Founded in 2008, Airbnb (ABNB) — which began as a platform to rent airbeds and rooms in shared spaces — is the largest and most popular short-term and vacation rental platform in the world, recalls Todd Shaver, growth stock expert and editor of BullMarket.
Over the course of the company’s history, over half a billion guests have stayed in an Airbnb home, earning hosts $65 billion. They are active in over 81,000 cities in 200 countries. The acceleration of that growth before and after the company went public has continued apace and become much stronger.
The company paused its plans for an IPO earlier 2020 but later went public on December 9th, 2020. It was one of the most anticipated IPOs of the year because it had remained a private company for 13 years. The stock opened at $146 on its first day of trading, more than doubling the $68 price set by the investment bankers.
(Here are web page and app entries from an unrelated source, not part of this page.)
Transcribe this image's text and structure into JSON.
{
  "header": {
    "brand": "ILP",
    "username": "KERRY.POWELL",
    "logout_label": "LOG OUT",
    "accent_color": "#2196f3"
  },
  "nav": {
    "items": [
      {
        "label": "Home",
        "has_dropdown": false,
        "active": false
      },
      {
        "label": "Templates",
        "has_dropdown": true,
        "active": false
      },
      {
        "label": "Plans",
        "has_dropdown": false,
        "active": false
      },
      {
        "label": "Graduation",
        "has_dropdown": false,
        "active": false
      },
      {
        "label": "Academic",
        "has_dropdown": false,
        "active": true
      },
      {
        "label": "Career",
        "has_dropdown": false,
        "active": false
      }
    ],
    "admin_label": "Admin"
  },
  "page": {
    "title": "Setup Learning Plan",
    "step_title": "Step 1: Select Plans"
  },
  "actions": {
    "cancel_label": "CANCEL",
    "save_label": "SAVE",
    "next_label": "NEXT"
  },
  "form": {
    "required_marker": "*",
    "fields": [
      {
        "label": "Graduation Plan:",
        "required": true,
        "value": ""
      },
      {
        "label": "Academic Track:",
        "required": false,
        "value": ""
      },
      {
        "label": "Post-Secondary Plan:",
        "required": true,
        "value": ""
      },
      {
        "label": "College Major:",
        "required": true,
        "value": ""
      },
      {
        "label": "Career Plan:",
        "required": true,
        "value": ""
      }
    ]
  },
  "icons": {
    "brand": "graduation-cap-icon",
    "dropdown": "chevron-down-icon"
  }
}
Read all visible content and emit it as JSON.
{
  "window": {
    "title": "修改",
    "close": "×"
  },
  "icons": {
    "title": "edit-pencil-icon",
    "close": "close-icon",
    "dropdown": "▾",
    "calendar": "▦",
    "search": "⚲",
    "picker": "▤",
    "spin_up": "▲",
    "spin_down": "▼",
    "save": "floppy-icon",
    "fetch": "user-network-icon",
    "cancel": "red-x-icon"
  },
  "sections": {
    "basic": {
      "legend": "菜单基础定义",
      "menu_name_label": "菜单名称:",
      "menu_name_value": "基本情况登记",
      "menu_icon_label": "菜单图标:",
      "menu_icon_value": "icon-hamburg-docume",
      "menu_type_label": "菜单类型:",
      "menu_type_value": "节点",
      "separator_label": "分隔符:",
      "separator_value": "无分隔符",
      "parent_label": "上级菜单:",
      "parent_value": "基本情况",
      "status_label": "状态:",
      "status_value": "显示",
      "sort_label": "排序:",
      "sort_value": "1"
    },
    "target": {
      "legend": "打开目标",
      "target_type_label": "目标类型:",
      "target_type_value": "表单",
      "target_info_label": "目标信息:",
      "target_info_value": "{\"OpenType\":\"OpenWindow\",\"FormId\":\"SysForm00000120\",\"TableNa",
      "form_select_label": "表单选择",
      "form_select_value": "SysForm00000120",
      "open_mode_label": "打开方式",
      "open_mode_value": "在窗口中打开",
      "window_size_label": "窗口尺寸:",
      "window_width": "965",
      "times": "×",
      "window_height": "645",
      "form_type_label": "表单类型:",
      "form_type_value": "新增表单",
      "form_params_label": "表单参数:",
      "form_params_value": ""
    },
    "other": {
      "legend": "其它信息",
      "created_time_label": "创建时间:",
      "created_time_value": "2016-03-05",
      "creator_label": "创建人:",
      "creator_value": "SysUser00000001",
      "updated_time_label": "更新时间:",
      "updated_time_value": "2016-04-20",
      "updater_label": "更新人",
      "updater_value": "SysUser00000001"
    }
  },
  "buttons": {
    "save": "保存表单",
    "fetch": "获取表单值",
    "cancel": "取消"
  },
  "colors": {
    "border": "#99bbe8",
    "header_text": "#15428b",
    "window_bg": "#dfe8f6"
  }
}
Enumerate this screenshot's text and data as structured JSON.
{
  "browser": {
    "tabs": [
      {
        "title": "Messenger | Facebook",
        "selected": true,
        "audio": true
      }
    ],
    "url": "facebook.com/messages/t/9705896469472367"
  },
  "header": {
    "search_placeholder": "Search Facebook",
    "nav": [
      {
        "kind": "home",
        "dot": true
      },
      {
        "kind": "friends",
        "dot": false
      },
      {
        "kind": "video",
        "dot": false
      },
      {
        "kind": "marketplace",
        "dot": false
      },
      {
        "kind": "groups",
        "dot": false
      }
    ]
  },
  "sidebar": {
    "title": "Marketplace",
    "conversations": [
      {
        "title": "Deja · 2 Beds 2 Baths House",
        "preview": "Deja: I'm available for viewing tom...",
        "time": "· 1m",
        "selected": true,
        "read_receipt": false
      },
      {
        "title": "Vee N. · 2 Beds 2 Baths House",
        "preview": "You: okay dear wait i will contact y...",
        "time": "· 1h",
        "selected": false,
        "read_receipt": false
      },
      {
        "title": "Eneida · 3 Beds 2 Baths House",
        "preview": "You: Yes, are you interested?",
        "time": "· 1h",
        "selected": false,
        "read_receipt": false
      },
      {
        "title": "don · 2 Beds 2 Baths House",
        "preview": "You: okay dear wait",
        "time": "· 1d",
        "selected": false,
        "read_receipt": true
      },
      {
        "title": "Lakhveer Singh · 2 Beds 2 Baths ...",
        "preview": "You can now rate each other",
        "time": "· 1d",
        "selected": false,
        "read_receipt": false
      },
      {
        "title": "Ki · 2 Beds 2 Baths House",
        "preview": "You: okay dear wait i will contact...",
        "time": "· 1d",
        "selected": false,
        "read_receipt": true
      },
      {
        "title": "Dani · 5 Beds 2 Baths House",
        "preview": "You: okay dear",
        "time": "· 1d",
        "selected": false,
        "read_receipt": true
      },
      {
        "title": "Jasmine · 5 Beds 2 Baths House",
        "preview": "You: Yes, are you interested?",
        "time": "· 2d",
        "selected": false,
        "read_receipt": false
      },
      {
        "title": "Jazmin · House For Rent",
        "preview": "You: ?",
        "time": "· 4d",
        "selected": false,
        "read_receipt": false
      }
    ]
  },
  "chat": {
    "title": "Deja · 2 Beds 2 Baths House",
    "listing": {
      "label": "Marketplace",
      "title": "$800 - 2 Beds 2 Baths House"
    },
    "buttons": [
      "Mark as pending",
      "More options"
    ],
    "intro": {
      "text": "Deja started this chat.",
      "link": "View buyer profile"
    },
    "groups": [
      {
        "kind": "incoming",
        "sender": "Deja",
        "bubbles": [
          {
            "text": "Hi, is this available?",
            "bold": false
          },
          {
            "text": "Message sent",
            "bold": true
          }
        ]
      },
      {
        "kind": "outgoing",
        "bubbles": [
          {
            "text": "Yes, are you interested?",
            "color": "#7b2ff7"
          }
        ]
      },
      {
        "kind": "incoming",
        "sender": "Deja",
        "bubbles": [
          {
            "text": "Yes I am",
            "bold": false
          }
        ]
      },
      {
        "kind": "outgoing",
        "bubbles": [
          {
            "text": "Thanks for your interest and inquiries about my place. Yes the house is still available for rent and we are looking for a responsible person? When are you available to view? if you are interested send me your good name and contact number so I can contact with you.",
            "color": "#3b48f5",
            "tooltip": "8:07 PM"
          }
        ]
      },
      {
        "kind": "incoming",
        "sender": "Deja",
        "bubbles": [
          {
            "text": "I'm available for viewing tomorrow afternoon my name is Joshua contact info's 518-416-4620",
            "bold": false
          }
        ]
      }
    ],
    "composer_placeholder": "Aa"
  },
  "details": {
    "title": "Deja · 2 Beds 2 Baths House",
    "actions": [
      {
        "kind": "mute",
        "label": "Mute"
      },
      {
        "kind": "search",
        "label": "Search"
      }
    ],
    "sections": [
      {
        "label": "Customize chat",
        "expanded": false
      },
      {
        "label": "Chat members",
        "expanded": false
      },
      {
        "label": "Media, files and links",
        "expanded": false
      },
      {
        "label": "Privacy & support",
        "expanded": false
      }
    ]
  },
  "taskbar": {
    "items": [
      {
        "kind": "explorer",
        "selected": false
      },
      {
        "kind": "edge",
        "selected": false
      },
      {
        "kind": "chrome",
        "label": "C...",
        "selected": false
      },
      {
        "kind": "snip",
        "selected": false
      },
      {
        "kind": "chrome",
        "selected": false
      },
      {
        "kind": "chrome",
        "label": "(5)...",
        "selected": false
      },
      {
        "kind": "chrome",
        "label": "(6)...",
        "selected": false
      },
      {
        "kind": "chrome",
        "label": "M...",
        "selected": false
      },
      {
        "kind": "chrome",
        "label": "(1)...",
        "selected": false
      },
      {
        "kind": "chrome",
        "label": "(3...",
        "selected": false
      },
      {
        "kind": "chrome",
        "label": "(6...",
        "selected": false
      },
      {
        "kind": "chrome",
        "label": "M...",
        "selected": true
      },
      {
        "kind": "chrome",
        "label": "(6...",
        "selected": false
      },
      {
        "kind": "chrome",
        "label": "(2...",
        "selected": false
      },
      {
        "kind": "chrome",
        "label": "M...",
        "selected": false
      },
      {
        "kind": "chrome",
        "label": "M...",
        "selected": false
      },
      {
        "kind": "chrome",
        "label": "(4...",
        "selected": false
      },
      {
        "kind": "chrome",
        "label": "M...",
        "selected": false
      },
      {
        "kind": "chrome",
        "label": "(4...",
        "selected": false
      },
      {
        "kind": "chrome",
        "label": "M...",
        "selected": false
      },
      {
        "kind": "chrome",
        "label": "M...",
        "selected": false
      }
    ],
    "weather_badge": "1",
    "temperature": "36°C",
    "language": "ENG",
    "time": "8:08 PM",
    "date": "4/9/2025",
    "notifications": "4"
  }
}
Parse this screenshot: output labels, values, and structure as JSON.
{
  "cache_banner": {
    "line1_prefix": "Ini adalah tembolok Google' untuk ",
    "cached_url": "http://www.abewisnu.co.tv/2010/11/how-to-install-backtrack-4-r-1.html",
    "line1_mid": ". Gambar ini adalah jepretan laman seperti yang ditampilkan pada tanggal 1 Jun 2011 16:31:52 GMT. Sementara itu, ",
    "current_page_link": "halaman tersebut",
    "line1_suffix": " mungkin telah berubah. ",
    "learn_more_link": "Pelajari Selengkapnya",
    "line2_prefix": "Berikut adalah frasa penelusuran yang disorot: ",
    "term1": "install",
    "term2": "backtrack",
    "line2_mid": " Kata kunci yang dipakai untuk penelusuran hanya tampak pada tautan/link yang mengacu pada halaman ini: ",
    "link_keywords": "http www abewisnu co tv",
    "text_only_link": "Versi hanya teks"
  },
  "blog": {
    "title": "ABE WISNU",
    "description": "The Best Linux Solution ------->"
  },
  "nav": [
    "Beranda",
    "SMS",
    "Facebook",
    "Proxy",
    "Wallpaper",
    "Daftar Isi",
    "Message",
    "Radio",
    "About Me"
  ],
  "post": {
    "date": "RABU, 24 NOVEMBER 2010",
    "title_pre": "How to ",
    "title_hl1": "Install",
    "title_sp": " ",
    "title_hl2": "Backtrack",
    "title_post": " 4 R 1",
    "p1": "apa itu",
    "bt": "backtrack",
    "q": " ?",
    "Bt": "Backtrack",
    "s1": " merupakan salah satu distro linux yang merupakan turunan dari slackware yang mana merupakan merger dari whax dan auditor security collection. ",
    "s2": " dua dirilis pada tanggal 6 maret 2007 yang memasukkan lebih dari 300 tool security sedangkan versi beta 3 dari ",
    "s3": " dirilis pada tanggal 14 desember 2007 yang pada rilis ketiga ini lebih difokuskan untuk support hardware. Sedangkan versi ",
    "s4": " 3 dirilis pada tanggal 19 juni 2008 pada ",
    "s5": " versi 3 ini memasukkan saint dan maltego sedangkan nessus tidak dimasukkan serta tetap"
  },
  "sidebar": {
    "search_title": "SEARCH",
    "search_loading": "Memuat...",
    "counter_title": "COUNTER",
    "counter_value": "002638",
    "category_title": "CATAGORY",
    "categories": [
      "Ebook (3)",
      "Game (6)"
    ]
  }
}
With the rise in popularity of local travel due to COVID-19, Airbnb has done well over a period that has been brutal for the travel and tourism industry. We expect them to continue to do well as people continue to book local travel and subsequent international travel when restrictions ease up.
The current trend of travelers looking from isolation has also benefited Airbnb more than its competitors. Customers are often looking for a cabin or cottage away from dense urban centers.
Airbnb had a strong showing of 193 million bookings in 2020, leading to $3.4 billion in revenue, down from a peak of $4.7 billion in 2019, pre-pandemic. 2014 saw revenues of $400 million, giving Airbnb a hockey-stick trendline difference of $3 billion in just six years.
The company has continued to build a strong balance sheet with $6.4 billion in cash, and debt of $2.3 billion. The company reported a net loss of $1.8 billion in 2020 in its first earnings report as a public company.
With its $3.4 billion in revenue, the loss was largely driven by $2.8 billion worth of stock compensation expenses it incurred in its IPO in December. With those one-time payments out of the way, Airbnb can get back to focusing on profitable growth.
Airbnb generated $860 million in revenue in 4Q20, down 22% year over year. Still, things could have been far worse. With a market cap of $110 billion, it has eclipsed the combined valuation of Marriott, Hilton Hotels and Hyatt Hotels.
Profitability was flat in 2017 and 2018, with 2019 showing a loss of $400 million before taxes. 2020 was rough as they took an extraordinary charge due to the IPO in the last quarter of the year.
The true story of this company will emerge in 2021. It’s gotten off to a good start and we believe the story and the financials will only get better from here on out.
The stock has taken off since the IPO, and shares still trade at way more than double the IPO price of $68 a share. Any worry about missing the rally is tempered by the strong growth over the last 10 years and the survival of the business model during the pandemic.
The internet has disrupted many a business since it got rolling in the 1990s. Just 20-25 years later, you have a company that has taken on the hotel chains and revolutionized the marketplace. There are many people in the world now that will never stay at a hotel as long as they live.
The company is one of those major disruptors. With very little competition and a huge head start in the business (having almost invented it), we can see strong growth ahead.